I have a long history with collecting singles. Record Store Tales Part 4: A Word About B-Sides was all about the discovery of exclusive songs, at the Zellers store in Stanley Park Mall. The whole point in buying singles, to me, has always been acquiring rare tracks or rare versions of tracks. Still, if you bought a single and the B-side ended up being on the album anyway, as long as it’s a good song, I don’t complain too much.
Back in 1989 we were all eagerly awaiting the release of Motley Crue’s forthcoming opus, Dr. Feelgood, their first “sober” album and first under the guidance of Bob Rock.

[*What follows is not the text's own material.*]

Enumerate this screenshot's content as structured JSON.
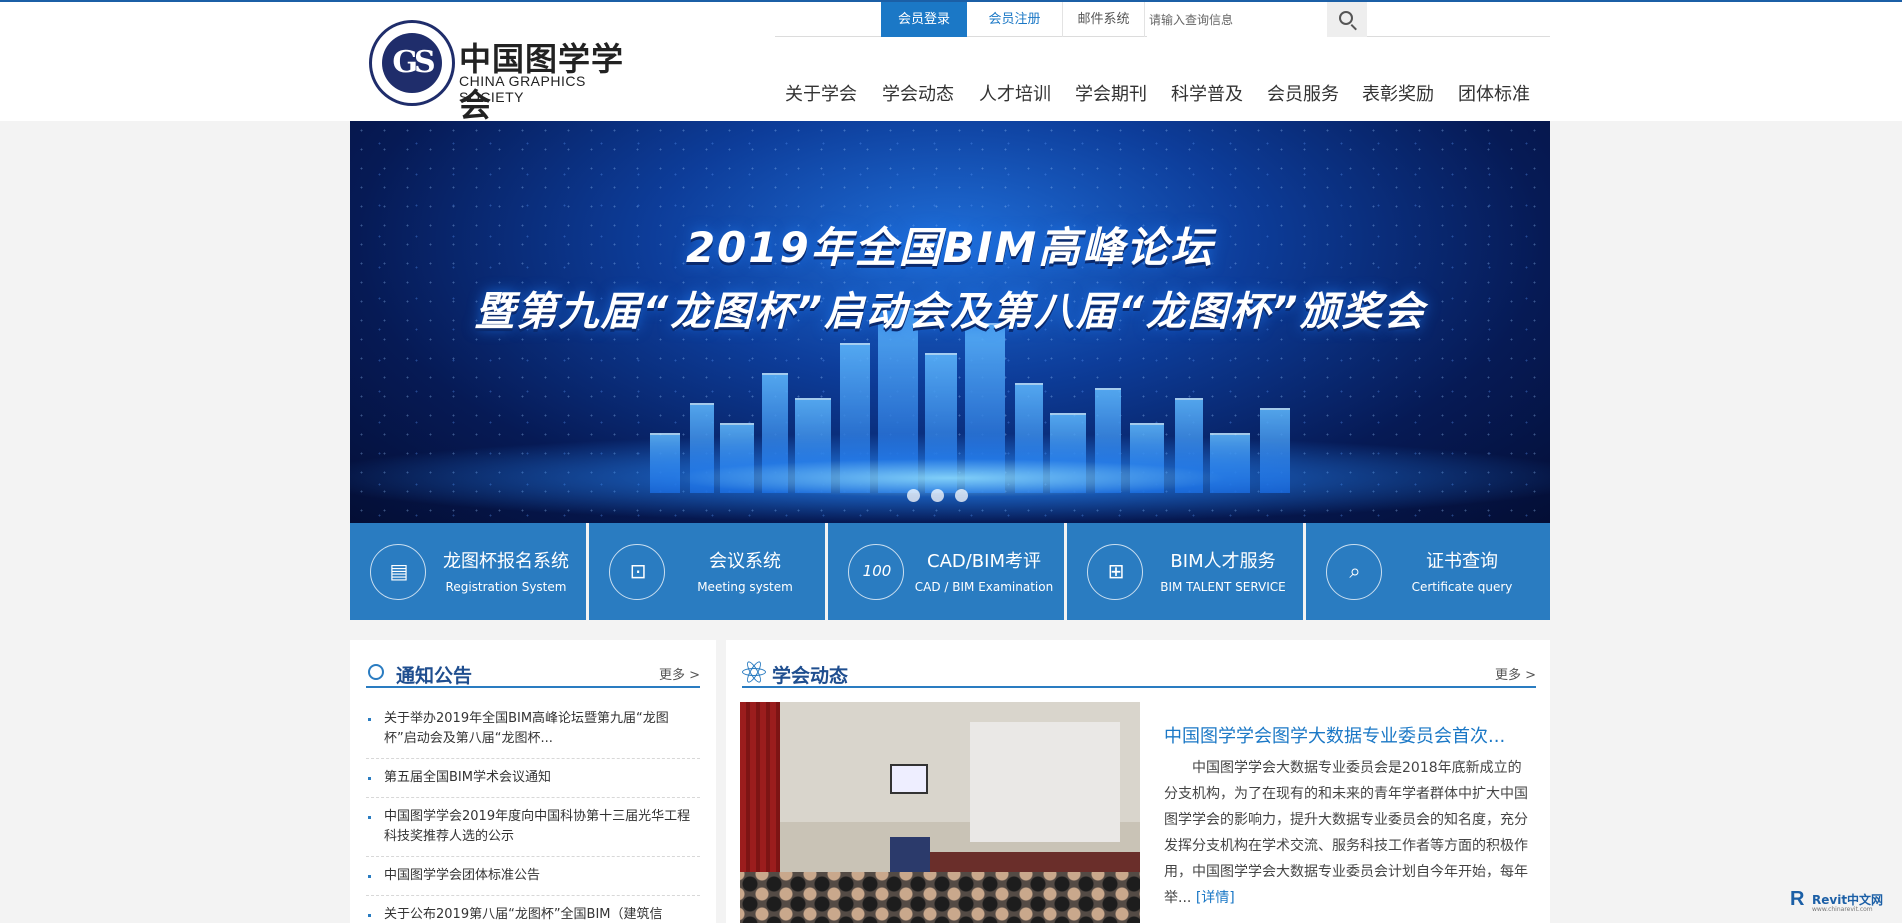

The first single was the title track, and on the little speakers of my radio, it crushed. In Getting More Tale #656: The One They Call Dr. Feelgood, I had this to say:

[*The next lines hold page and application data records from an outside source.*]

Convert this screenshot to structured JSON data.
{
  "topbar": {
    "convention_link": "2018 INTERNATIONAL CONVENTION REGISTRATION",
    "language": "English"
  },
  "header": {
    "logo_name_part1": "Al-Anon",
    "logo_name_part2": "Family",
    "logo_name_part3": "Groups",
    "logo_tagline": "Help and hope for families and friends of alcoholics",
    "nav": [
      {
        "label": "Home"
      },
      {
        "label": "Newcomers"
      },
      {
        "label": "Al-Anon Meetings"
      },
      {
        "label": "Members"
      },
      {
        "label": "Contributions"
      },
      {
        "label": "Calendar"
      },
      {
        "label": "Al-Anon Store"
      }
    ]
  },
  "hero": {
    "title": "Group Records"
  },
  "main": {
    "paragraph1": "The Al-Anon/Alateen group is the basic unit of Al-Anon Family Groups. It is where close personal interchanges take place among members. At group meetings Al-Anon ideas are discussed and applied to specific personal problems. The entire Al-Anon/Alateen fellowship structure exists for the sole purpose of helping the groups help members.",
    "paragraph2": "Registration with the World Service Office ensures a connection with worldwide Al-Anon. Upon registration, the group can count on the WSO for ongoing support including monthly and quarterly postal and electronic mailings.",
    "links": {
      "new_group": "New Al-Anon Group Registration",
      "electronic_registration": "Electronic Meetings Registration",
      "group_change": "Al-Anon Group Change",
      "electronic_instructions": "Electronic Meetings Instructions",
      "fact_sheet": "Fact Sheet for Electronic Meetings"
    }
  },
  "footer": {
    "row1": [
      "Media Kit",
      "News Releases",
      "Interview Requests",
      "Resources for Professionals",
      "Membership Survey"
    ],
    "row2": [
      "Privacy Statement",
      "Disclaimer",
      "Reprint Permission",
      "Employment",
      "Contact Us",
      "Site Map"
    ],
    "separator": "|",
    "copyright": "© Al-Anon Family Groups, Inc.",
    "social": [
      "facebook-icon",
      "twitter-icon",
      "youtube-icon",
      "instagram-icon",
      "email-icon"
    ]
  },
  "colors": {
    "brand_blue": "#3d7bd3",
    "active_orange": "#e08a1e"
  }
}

“I tried to catch ‘Feelgood’ on the radio and record it, but failed. Instead I bought the cassette single at the local Zellers store. Considering how many tracks the band worked up for Dr. Feelgood, I hoped they would be releasing non-album B-sides. They did not. Instead, ‘Feelgood’ was backed by “Sticky Sweet”, probably the weakest album track.”

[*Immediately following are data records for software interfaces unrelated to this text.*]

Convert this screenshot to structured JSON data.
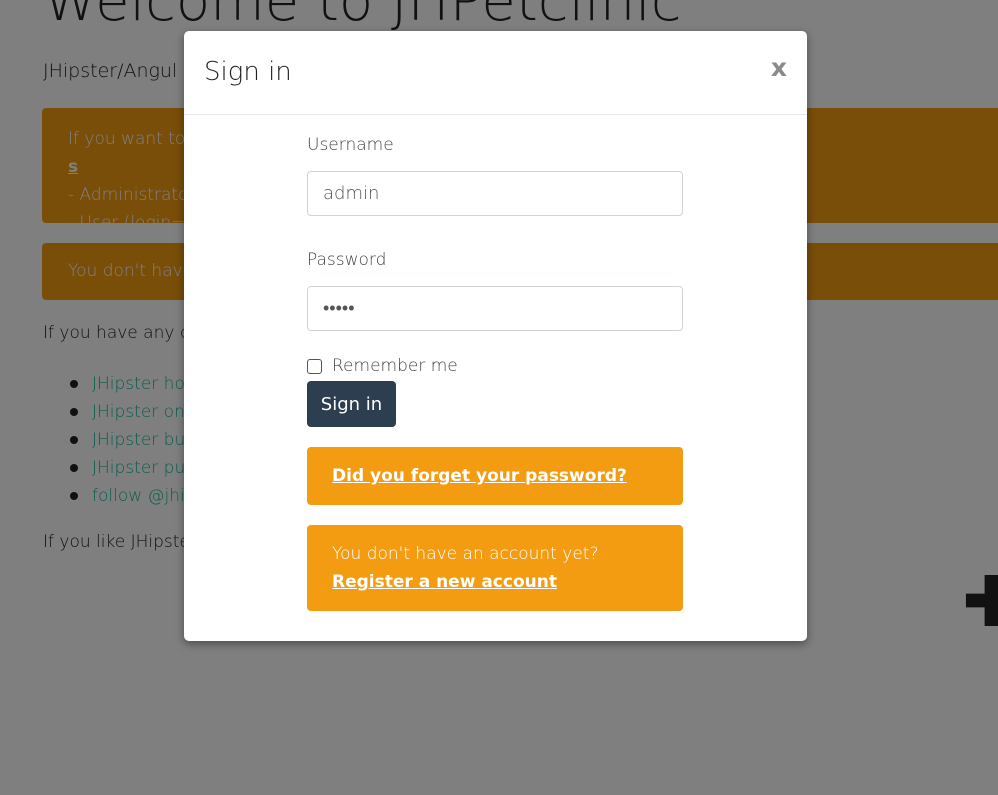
{
  "background": {
    "title": "Welcome to JHPetclinic",
    "subtitle": "JHipster/Angul",
    "alert1": {
      "line1_prefix": "If you want to ",
      "line1_link": "s",
      "line2": "- Administrator",
      "line3": "- User (login=\""
    },
    "alert2": "You don't have",
    "questions": "If you have any qu",
    "links": [
      "JHipster hor",
      "JHipster on",
      "JHipster bug",
      "JHipster pub",
      "follow @jhip"
    ],
    "like_text": "If you like JHipster,"
  },
  "modal": {
    "title": "Sign in",
    "close_label": "x",
    "username_label": "Username",
    "username_value": "admin",
    "password_label": "Password",
    "password_value": "admin",
    "remember_label": "Remember me",
    "submit_label": "Sign in",
    "forgot_link": "Did you forget your password?",
    "register_prefix": "You don't have an account yet? ",
    "register_link": "Register a new account"
  },
  "colors": {
    "warning": "#f39c12",
    "primary": "#2c3e50",
    "link": "#18bc9c"
  }
}
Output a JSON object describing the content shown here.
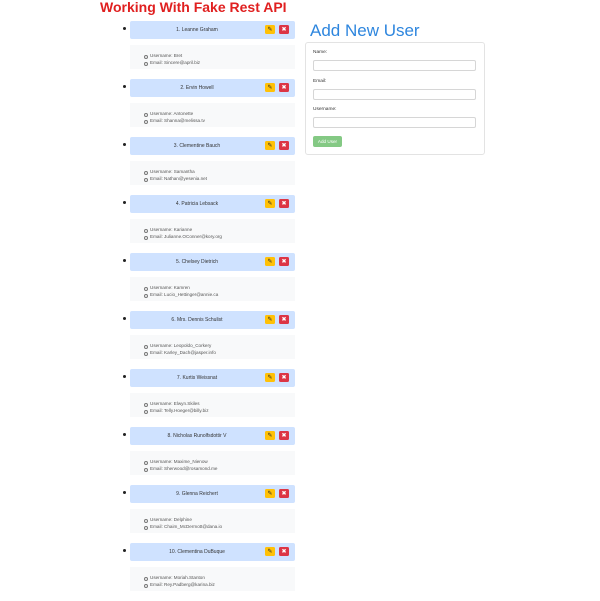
{
  "app_title": "Working With Fake Rest API",
  "users": [
    {
      "name": "1. Leanne Graham",
      "username_line": "Username: Bret",
      "email_line": "Email: Sincere@april.biz"
    },
    {
      "name": "2. Ervin Howell",
      "username_line": "Username: Antonette",
      "email_line": "Email: Shanna@melissa.tv"
    },
    {
      "name": "3. Clementine Bauch",
      "username_line": "Username: Samantha",
      "email_line": "Email: Nathan@yesenia.net"
    },
    {
      "name": "4. Patricia Lebsack",
      "username_line": "Username: Karianne",
      "email_line": "Email: Julianne.OConner@kory.org"
    },
    {
      "name": "5. Chelsey Dietrich",
      "username_line": "Username: Kamren",
      "email_line": "Email: Lucio_Hettinger@annie.ca"
    },
    {
      "name": "6. Mrs. Dennis Schulist",
      "username_line": "Username: Leopoldo_Corkery",
      "email_line": "Email: Karley_Dach@jasper.info"
    },
    {
      "name": "7. Kurtis Weissnat",
      "username_line": "Username: Elwyn.Skiles",
      "email_line": "Email: Telly.Hoeger@billy.biz"
    },
    {
      "name": "8. Nicholas Runolfsdottir V",
      "username_line": "Username: Maxime_Nienow",
      "email_line": "Email: Sherwood@rosamond.me"
    },
    {
      "name": "9. Glenna Reichert",
      "username_line": "Username: Delphine",
      "email_line": "Email: Chaim_McDermott@dana.io"
    },
    {
      "name": "10. Clementina DuBuque",
      "username_line": "Username: Moriah.Stanton",
      "email_line": "Email: Rey.Padberg@karina.biz"
    }
  ],
  "icons": {
    "edit": "pencil-icon",
    "delete": "close-icon"
  },
  "form": {
    "heading": "Add New User",
    "name_label": "Name:",
    "email_label": "Email:",
    "username_label": "Username:",
    "name_value": "",
    "email_value": "",
    "username_value": "",
    "submit_label": "Add User"
  },
  "colors": {
    "title": "#e02020",
    "header_bg": "#cfe2ff",
    "edit_button": "#ffc107",
    "delete_button": "#dc3545",
    "heading": "#2e86de",
    "submit_button": "#5cb85c"
  }
}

This single, bought at the very same Zellers store in the very same mall, is still fun to hit ‘play’ on. The old familiar cassette test tone precedes the song, a fun nostalgic reminder of the old days. Then the riff caves in your skull, with no “Terror ‘n Tinseltown” intro. I suppose if you were a stickler, you could say this version of “Feelgood” without “T.n.T.” was exclusive to the single. It was pretty easy to separate the two on CD though.
Although certainly overplayed today, I can remember what we all liked about “Feelgood”. The heavy groove was refreshing and quite unlike other bands getting airplay that summer: Bon Jovi, Def Leppard, and Aerosmith. Then there’s Mick Mars’ solo and talkbox bit, still enjoyable. I’ve probably heard it 1000 times, but “Dr. Feelgood” still plays good on air guitar.
Flipping the tape, the B-side “Sticky Sweet” perpetually sucks. Motley Crue had a couple unreleased tracks to choose from that would have been better than “Sticky Sweet”, such as “Rodeo”. But as revealed in an old issue of Hit Parader, some of those tracks were initially earmarked for a followup album called Motley Crue: The Ballads. Regardless of the rationale, “Sticky Sweet” stinks like a poo stuck to the bottom of your shoe after you’ve already tracked it into the house. In its favour, it does have a neat funky instrumental section in the middle, but that can’t save a shitty song. And the thing is, even if an unreleased B-side was never in consideration, why couldn’t they have just picked a better album track, like “Slice of Your Pie” or “She Goes Down”? Maybe they knew they were sitting on an album with five singles so they started by rolling out the shittiest B-sides?
Whatever! The A-side may be timeless but the score must account for the atrocious B-side.